Wilkins, John, A discovery of a new world : or a discourse tending to prove, that 'tis probable there may be another Habitable World in the Moon ; with a discourse concerning the Probability of a Passage thither; unto which is added, a discourse concerning a New Planet, tending to prove, that 'tis probable our earth is one of the Planets

Table of contents

< >
[51.] PROP. IV.
[52.] PROP. V.
[53.] PROP. VI.
[55.] That the EARTH May be a PLANET. PROP. I.
[56.] PROP. II.
[57.] PROP. III.
[58.] PROP. IV.
[59.] PROP. V. That the Scripture, in its proper conſtru-ction, does not any where affirm the Immobility of the Earth.
[60.] PROP. VI. That there is not any Argument from the Words of Scripture, Principles of Na-ture, or Obſervations in Aſtronomy, which can ſuſſiciently evidence the Earth to be in the Gentre of the Uni-verſe.
[61.] PROP. VII. Tis probable that the Sun is in the Gentre of the World.
[62.] PROP. VIII. That there is not any ſufficient reaſon to prove the Earth incapable of thoſe mo-tions which Copernicus aſcribes un-to it.
[63.] Provebimur portu, terræque, verbeſq; recedunt.
[64.] PROP. IX. That it is more probable the Earth does move, than the Sun or Heavens.
[65.] PROP. X. That this Hypotheſis is exactly agreeable to common appearances.
[66.] Quicunq; ſolam mente præcipiti petit
[67.] Brevem replere non valentis ambitum, # Pudebit aucti nominis.
[68.] FINIS.
< >
page |< < (94) of 370 > >|
10694That the Moon may be a World.
2. ’Tis obſerv'd, that the Suns total Eclip-
ſes, when there is no part of his Body diſcern-
able, yet there does not always follow ſo great
a darkneſs, as might be expected from his to-
tal Abſence.
Now ’tis probable, that the rea-
ſon is, becauſe theſe thicker Vapours, being
Enlightned by his Beams, do convey ſome
Light unto us, notwithſtanding the Interpoſiti-
on of the Moon betwixt his Body and our
3. This likewife is by ſome gueſt to be the
Reaſon of the Crepuſculum, or that light which
we have before the Suns Rifing.
Now, if there be ſuch Evaporations from
the Sun, much more then from the Moon,
which does conſiſt of a more groſs and impure
The other Arguments are taken
from ſeveral Obſervations in the Moon her
ſelf, and do more directly tend to the Proof
of this Propoſition.
2. ’Tis obſerv'd, that ſo much of the Moon
as is enlightned, is always part of her bigger
Circle, than that which is darker.
The fre-
quent Experience of others hath prov'd this,
and an eaſie Obſervation may quickly confirm
But now this cannot proceed from any
other cauſe ſo probable, as from this Orb of
eſpecially when we confider how that
Planet ſhining with a borrow'd Light, doth
not ſend forth any ſuch Rays as may make her
Appearance bigger than her Body.
3. When the Moon, being half enlightned,
begins to cover any Star, if the Star be towards
the obſcurer part, then may it by the Perſpe-
ctive be diſcern'd, to be nearer unto the

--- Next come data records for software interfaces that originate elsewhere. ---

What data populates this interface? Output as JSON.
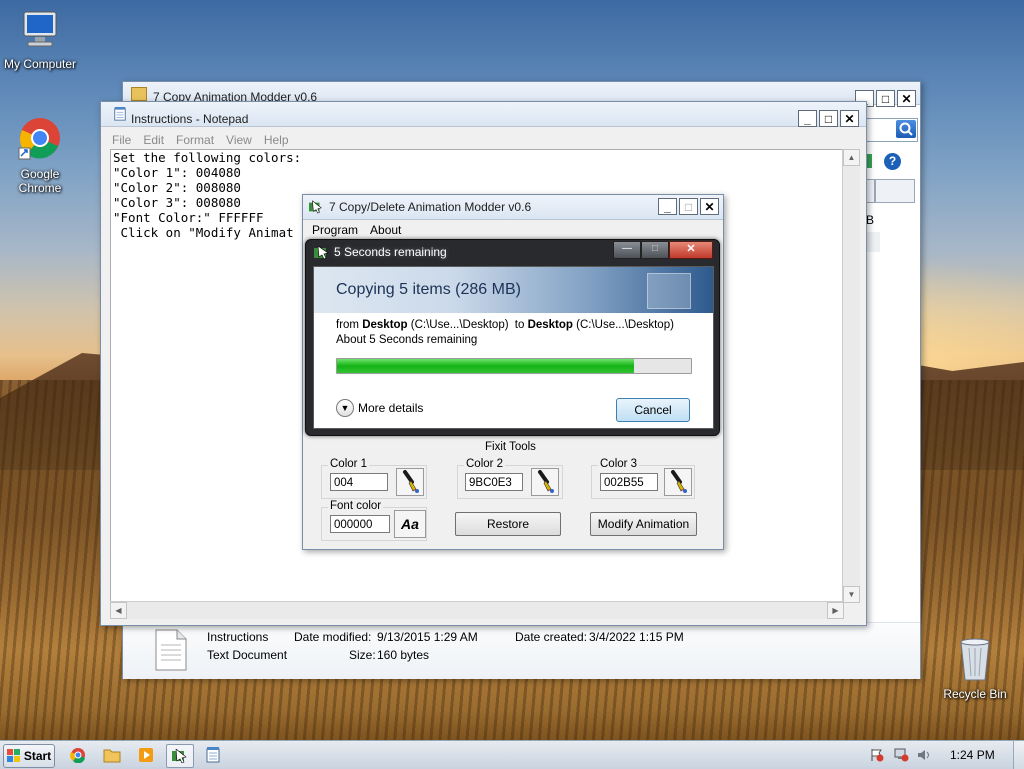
{
  "desktop": {
    "icons": [
      {
        "label": "My Computer"
      },
      {
        "label": "Google Chrome"
      },
      {
        "label": "Recycle Bin"
      }
    ]
  },
  "explorer": {
    "title": "7 Copy Animation Modder v0.6",
    "details": {
      "name": "Instructions",
      "type": "Text Document",
      "date_modified_label": "Date modified:",
      "date_modified": "9/13/2015 1:29 AM",
      "size_label": "Size:",
      "size": "160 bytes",
      "date_created_label": "Date created:",
      "date_created": "3/4/2022 1:15 PM"
    },
    "partial_label": "B"
  },
  "notepad": {
    "title": "Instructions - Notepad",
    "menu": [
      "File",
      "Edit",
      "Format",
      "View",
      "Help"
    ],
    "lines": [
      "Set the following colors:",
      "\"Color 1\": 004080",
      "\"Color 2\": 008080",
      "\"Color 3\": 008080",
      "\"Font Color:\" FFFFFF",
      " Click on \"Modify Animat"
    ]
  },
  "modder": {
    "title": "7 Copy/Delete Animation Modder v0.6",
    "menu": [
      "Program",
      "About"
    ],
    "fixit_label": "Fixit Tools",
    "color1": {
      "label": "Color 1",
      "value": "004"
    },
    "color2": {
      "label": "Color 2",
      "value": "9BC0E3"
    },
    "color3": {
      "label": "Color 3",
      "value": "002B55"
    },
    "font_color": {
      "label": "Font color",
      "value": "000000",
      "button": "Aa"
    },
    "restore_label": "Restore",
    "modify_label": "Modify Animation"
  },
  "copy_dialog": {
    "title": "5 Seconds remaining",
    "heading": "Copying 5 items (286 MB)",
    "from_word": "from",
    "from_name": "Desktop",
    "from_path": "(C:\\Use...\\Desktop)",
    "to_word": "to",
    "to_name": "Desktop",
    "to_path": "(C:\\Use...\\Desktop)",
    "remaining": "About 5 Seconds remaining",
    "progress": 0.84,
    "more_details": "More details",
    "cancel": "Cancel"
  },
  "taskbar": {
    "start": "Start",
    "time": "1:24 PM"
  }
}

Text layer

  • Dictionary

Text normalization

  • Original


  • Exact
  • All forms
  • Fulltext index
  • Morphological index